What to do
Retype all of the entries precisely.

(Entries from a dataset of interfaces)
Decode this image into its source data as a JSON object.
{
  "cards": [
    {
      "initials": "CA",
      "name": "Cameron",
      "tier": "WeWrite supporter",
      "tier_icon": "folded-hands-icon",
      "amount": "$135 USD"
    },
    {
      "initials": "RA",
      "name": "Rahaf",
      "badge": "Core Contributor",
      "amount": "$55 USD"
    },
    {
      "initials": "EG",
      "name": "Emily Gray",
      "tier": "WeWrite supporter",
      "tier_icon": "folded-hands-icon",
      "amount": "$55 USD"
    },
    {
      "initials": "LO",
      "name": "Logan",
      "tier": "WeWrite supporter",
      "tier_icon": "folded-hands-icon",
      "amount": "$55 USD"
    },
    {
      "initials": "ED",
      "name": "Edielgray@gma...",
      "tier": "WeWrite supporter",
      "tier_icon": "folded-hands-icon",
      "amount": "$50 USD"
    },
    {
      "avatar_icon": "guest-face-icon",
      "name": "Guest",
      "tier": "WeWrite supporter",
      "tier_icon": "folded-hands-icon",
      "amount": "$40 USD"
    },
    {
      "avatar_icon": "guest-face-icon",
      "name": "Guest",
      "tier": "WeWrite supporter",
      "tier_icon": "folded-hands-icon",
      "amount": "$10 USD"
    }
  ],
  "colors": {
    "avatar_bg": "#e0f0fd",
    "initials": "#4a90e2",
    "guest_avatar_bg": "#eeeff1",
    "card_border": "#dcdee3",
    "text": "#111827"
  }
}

Response to this task
Decode this image into its source data as a JSON object.
{
  "cards": [
    {
      "initials": "CA",
      "name": "Cameron",
      "tier": "WeWrite supporter",
      "tier_icon": "folded-hands-icon",
      "amount": "$135 USD"
    },
    {
      "initials": "RA",
      "name": "Rahaf",
      "badge": "Core Contributor",
      "amount": "$55 USD"
    },
    {
      "initials": "EG",
      "name": "Emily Gray",
      "tier": "WeWrite supporter",
      "tier_icon": "folded-hands-icon",
      "amount": "$55 USD"
    },
    {
      "initials": "LO",
      "name": "Logan",
      "tier": "WeWrite supporter",
      "tier_icon": "folded-hands-icon",
      "amount": "$55 USD"
    },
    {
      "initials": "ED",
      "name": "Edielgray@gma...",
      "tier": "WeWrite supporter",
      "tier_icon": "folded-hands-icon",
      "amount": "$50 USD"
    },
    {
      "avatar_icon": "guest-face-icon",
      "name": "Guest",
      "tier": "WeWrite supporter",
      "tier_icon": "folded-hands-icon",
      "amount": "$40 USD"
    },
    {
      "avatar_icon": "guest-face-icon",
      "name": "Guest",
      "tier": "WeWrite supporter",
      "tier_icon": "folded-hands-icon",
      "amount": "$10 USD"
    }
  ],
  "colors": {
    "avatar_bg": "#e0f0fd",
    "initials": "#4a90e2",
    "guest_avatar_bg": "#eeeff1",
    "card_border": "#dcdee3",
    "text": "#111827"
  }
}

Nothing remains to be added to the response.